Image by Joshua Smith
By Jackie Scrivanich, Contributing Writer
The Journey of Breastfeeding our NICU Baby
My first son was born too early and was in the NICU for eight days, and as if that were not enough, we were not able to attempt to breastfeed until he was four days old.
The NICU nurses took good care of my son, but it was not a very conducive environment for breastfeeding. This was unintentional as they really were trying to do what was best, but they failed to help me help him.
Instead of offering me help as soon as possible, I was waking up every 3 hours (yes, I had no choice but to do scheduled feedings) and breastfeed my son for about 30 minutes. Then they would feed him a whole feed of breastmilk via a tube. Then I would go pump and get some sleep. To say I was exhausted would have been an understatement.
I had to put my foot down and see the doctor many times. The nurses encouraged me to use a bottle so they could see how much he was eating; we declined. One nurse was sure my son was not getting any milk from me since she could not see any milk in the corners of his mouth when he nursed (never has that happened when I nurse him). He was getting milk from me and then they were feeding him a full feed, as if I had not fed him. Then in three hours he was not hungry because he was fed too much the feed before. It was very discouraging.
Now that I have successfully been through this situation, I would like to pass on some of what I learned to you. There are a few things that really helped me to successfully breastfeed while I had a NICU baby.
Image by Cheryl
How to Breastfeed your NICU Baby
Skin to Skin
This is so important to ensure you do. Skin to skin promotes healthy body temperature for baby, helps with bonding, and encourages your milk to come in. There are usually curtains that can be used to give you privacy when doing skin to skin. It was highly encouraged at the children’s hospital we were in.
Preemie? Milk not in? There’s an Herb for that!
Blessed thistle and fenugreek are two great natural herbs you can take to encourage your milk to come in or to get a higher production of milk. I took both of these, as my baby was a preemie and I was worried my milk would be delayed. Also, since he was a NICU baby, I was not able to help him and love on him like most mothers can after birth. Plus the added stress of the whole ordeal made me concerned for my milk production.
Practice Different Holds
Due to the possible smaller size of your NICU baby and even the medical issues they may be experiencing, it is important to be knowledgeable about different breastfeeding holds that you can try. Football hold might work for you and your baby but it might not for someone else.
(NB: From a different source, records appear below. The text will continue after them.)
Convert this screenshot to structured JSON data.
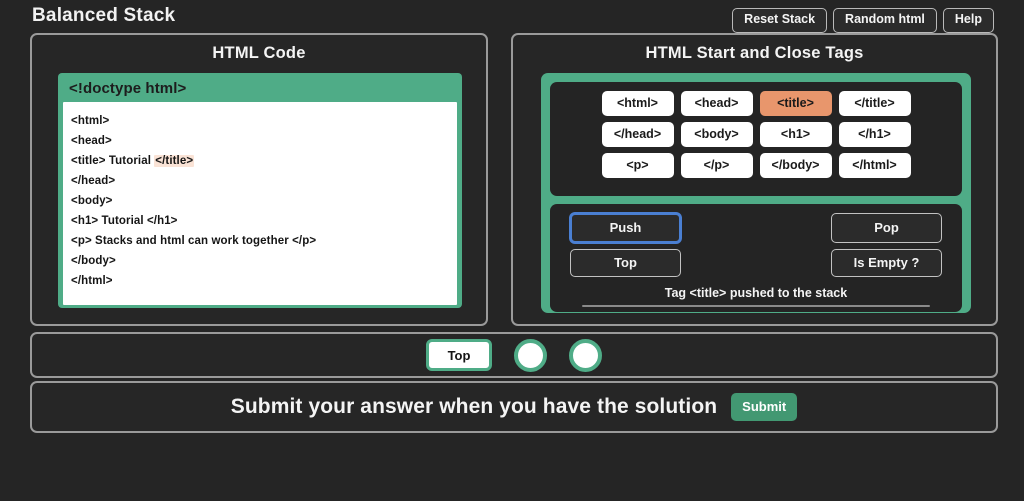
{
  "app": {
    "title": "Balanced Stack",
    "accent_green": "#4fac87",
    "selected_tag_color": "#e8966c",
    "background": "#252525"
  },
  "toolbar": {
    "buttons": [
      {
        "label": "Reset Stack",
        "name": "reset-stack-button"
      },
      {
        "label": "Random html",
        "name": "random-html-button"
      },
      {
        "label": "Help",
        "name": "help-button"
      }
    ]
  },
  "code_panel": {
    "title": "HTML Code",
    "doctype": "<!doctype html>",
    "lines": [
      {
        "text": "<html>",
        "highlight": ""
      },
      {
        "text": "<head>",
        "highlight": ""
      },
      {
        "text": "<title> Tutorial ",
        "highlight": "</title>"
      },
      {
        "text": "</head>",
        "highlight": ""
      },
      {
        "text": "<body>",
        "highlight": ""
      },
      {
        "text": "<h1> Tutorial </h1>",
        "highlight": ""
      },
      {
        "text": "<p> Stacks and html can work together </p>",
        "highlight": ""
      },
      {
        "text": "</body>",
        "highlight": ""
      },
      {
        "text": "</html>",
        "highlight": ""
      }
    ]
  },
  "tags_panel": {
    "title": "HTML Start and Close Tags",
    "rows": [
      [
        {
          "label": "<html>",
          "selected": false
        },
        {
          "label": "<head>",
          "selected": false
        },
        {
          "label": "<title>",
          "selected": true
        },
        {
          "label": "</title>",
          "selected": false
        }
      ],
      [
        {
          "label": "</head>",
          "selected": false
        },
        {
          "label": "<body>",
          "selected": false
        },
        {
          "label": "<h1>",
          "selected": false
        },
        {
          "label": "</h1>",
          "selected": false
        }
      ],
      [
        {
          "label": "<p>",
          "selected": false
        },
        {
          "label": "</p>",
          "selected": false
        },
        {
          "label": "</body>",
          "selected": false
        },
        {
          "label": "</html>",
          "selected": false
        }
      ]
    ],
    "operations": {
      "push": "Push",
      "pop": "Pop",
      "top": "Top",
      "is_empty": "Is Empty ?"
    },
    "status_message": "Tag <title> pushed to the stack"
  },
  "stack_strip": {
    "top_label": "Top",
    "slots": [
      {
        "name": "stack-slot-1",
        "filled": false
      },
      {
        "name": "stack-slot-2",
        "filled": false
      }
    ]
  },
  "submit_bar": {
    "prompt": "Submit your answer when you have the solution",
    "button_label": "Submit"
  }
}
See a Lactation Consultant
Most hospitals will have one available for you to talk to in order to help you and your baby successfully breastfeed. If not, there are plenty of trained lactation consultants who can come and help you. Get a few numbers from friends so you have someone to go to.
Have patience for yourself and your baby. I cannot stress this enough. This is new to both of you. Mom and baby pairs that do not have the added stress of the NICU have difficulties breastfeeding, imagine how much more of a challenge it may be for a mom and NICU baby pair. For me, my son could not even try to nurse until day four! I was so worried he would not be able to latch because we waited so long. But we were successful eventually.
SNS or Supplemental Nursing System
An SNS is a nursing system where you use add breastmilk to a container and from the container is a tube that leads to the breast. When baby is in a nursing position they can get milk from the tube. This can encourage baby to learn to nurse if they are having challenges. We used an SNS to leave the hospital.
A Lactating Friend
You would not think that this would come in handy, but it does. The nurses at the NICU were convinced I was not making enough milk (that happens when you are nursing and pumping—it was like I had twins). They had started to pressure me to possibly use formula if my milk production did not increase. That was not even an option for me. So instead I had a friend, whom I trusted, bring me some of her milk to the hospital and I added it to my pumped milk. This was enough to keep my nurses happy and get us home.
Beginning your breastfeeding relationship with your newborn can be a challenge, adding the fact that your baby is in the NICU and the challenge becomes even greater. Knowing the different things that I know now would have been beneficial to me then. Passing on this information, in an attempt to help others, makes me feel like our experience was not all negative.